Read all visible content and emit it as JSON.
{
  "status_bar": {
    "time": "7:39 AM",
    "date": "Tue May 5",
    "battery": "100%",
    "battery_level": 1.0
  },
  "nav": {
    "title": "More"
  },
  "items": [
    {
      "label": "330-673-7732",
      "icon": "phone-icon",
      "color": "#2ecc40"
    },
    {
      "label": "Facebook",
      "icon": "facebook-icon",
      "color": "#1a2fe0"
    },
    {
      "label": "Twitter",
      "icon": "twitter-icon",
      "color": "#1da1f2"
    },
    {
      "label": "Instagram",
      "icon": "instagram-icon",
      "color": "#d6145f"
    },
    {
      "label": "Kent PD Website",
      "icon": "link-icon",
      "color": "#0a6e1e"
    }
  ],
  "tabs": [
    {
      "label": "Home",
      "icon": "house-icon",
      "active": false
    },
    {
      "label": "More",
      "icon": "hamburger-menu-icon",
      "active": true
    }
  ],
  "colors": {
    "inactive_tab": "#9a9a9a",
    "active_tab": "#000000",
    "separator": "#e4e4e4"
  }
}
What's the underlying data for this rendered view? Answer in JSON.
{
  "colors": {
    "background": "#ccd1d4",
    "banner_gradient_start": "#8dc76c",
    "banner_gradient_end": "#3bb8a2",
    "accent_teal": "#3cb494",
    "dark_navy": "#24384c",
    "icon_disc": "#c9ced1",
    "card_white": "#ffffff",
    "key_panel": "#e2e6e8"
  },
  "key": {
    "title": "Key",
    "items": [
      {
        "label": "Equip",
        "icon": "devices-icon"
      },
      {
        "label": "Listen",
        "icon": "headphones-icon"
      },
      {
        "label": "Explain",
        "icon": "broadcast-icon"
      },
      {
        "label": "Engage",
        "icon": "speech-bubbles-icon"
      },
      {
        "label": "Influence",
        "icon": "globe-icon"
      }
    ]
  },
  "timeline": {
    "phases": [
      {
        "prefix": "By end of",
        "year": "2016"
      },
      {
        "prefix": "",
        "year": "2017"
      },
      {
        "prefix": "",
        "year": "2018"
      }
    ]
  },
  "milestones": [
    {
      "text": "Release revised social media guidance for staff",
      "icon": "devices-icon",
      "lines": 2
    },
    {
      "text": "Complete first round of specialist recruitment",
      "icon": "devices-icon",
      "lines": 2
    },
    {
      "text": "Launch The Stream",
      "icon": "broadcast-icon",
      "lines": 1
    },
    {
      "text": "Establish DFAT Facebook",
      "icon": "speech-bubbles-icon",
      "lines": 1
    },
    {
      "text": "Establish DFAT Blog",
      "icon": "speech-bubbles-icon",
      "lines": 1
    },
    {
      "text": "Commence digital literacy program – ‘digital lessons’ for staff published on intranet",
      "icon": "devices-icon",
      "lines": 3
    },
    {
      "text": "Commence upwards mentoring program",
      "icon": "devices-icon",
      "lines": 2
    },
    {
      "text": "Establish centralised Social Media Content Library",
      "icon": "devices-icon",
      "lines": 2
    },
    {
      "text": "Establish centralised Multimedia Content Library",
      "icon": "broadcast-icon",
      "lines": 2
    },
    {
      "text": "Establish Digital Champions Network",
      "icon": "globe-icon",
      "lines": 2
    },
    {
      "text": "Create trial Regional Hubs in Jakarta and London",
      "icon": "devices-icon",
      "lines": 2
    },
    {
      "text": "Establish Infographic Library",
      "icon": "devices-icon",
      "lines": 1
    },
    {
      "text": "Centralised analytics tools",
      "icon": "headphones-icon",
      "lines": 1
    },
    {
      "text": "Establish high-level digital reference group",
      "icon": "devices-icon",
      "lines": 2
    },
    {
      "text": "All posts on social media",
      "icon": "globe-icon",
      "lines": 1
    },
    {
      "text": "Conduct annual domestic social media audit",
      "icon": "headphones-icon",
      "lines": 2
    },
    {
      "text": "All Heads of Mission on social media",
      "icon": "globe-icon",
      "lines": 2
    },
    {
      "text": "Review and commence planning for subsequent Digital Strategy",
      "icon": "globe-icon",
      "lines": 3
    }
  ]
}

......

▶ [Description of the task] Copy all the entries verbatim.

▶ [Exercise solution]
Read all visible content and emit it as JSON.
{
  "status_bar": {
    "time": "7:39 AM",
    "date": "Tue May 5",
    "battery": "100%",
    "battery_level": 1.0
  },
  "nav": {
    "title": "More"
  },
  "items": [
    {
      "label": "330-673-7732",
      "icon": "phone-icon",
      "color": "#2ecc40"
    },
    {
      "label": "Facebook",
      "icon": "facebook-icon",
      "color": "#1a2fe0"
    },
    {
      "label": "Twitter",
      "icon": "twitter-icon",
      "color": "#1da1f2"
    },
    {
      "label": "Instagram",
      "icon": "instagram-icon",
      "color": "#d6145f"
    },
    {
      "label": "Kent PD Website",
      "icon": "link-icon",
      "color": "#0a6e1e"
    }
  ],
  "tabs": [
    {
      "label": "Home",
      "icon": "house-icon",
      "active": false
    },
    {
      "label": "More",
      "icon": "hamburger-menu-icon",
      "active": true
    }
  ],
  "colors": {
    "inactive_tab": "#9a9a9a",
    "active_tab": "#000000",
    "separator": "#e4e4e4"
  }
}
What's the underlying data for this rendered view? Answer in JSON.
{
  "colors": {
    "background": "#ccd1d4",
    "banner_gradient_start": "#8dc76c",
    "banner_gradient_end": "#3bb8a2",
    "accent_teal": "#3cb494",
    "dark_navy": "#24384c",
    "icon_disc": "#c9ced1",
    "card_white": "#ffffff",
    "key_panel": "#e2e6e8"
  },
  "key": {
    "title": "Key",
    "items": [
      {
        "label": "Equip",
        "icon": "devices-icon"
      },
      {
        "label": "Listen",
        "icon": "headphones-icon"
      },
      {
        "label": "Explain",
        "icon": "broadcast-icon"
      },
      {
        "label": "Engage",
        "icon": "speech-bubbles-icon"
      },
      {
        "label": "Influence",
        "icon": "globe-icon"
      }
    ]
  },
  "timeline": {
    "phases": [
      {
        "prefix": "By end of",
        "year": "2016"
      },
      {
        "prefix": "",
        "year": "2017"
      },
      {
        "prefix": "",
        "year": "2018"
      }
    ]
  },
  "milestones": [
    {
      "text": "Release revised social media guidance for staff",
      "icon": "devices-icon",
      "lines": 2
    },
    {
      "text": "Complete first round of specialist recruitment",
      "icon": "devices-icon",
      "lines": 2
    },
    {
      "text": "Launch The Stream",
      "icon": "broadcast-icon",
      "lines": 1
    },
    {
      "text": "Establish DFAT Facebook",
      "icon": "speech-bubbles-icon",
      "lines": 1
    },
    {
      "text": "Establish DFAT Blog",
      "icon": "speech-bubbles-icon",
      "lines": 1
    },
    {
      "text": "Commence digital literacy program – ‘digital lessons’ for staff published on intranet",
      "icon": "devices-icon",
      "lines": 3
    },
    {
      "text": "Commence upwards mentoring program",
      "icon": "devices-icon",
      "lines": 2
    },
    {
      "text": "Establish centralised Social Media Content Library",
      "icon": "devices-icon",
      "lines": 2
    },
    {
      "text": "Establish centralised Multimedia Content Library",
      "icon": "broadcast-icon",
      "lines": 2
    },
    {
      "text": "Establish Digital Champions Network",
      "icon": "globe-icon",
      "lines": 2
    },
    {
      "text": "Create trial Regional Hubs in Jakarta and London",
      "icon": "devices-icon",
      "lines": 2
    },
    {
      "text": "Establish Infographic Library",
      "icon": "devices-icon",
      "lines": 1
    },
    {
      "text": "Centralised analytics tools",
      "icon": "headphones-icon",
      "lines": 1
    },
    {
      "text": "Establish high-level digital reference group",
      "icon": "devices-icon",
      "lines": 2
    },
    {
      "text": "All posts on social media",
      "icon": "globe-icon",
      "lines": 1
    },
    {
      "text": "Conduct annual domestic social media audit",
      "icon": "headphones-icon",
      "lines": 2
    },
    {
      "text": "All Heads of Mission on social media",
      "icon": "globe-icon",
      "lines": 2
    },
    {
      "text": "Review and commence planning for subsequent Digital Strategy",
      "icon": "globe-icon",
      "lines": 3
    }
  ]
}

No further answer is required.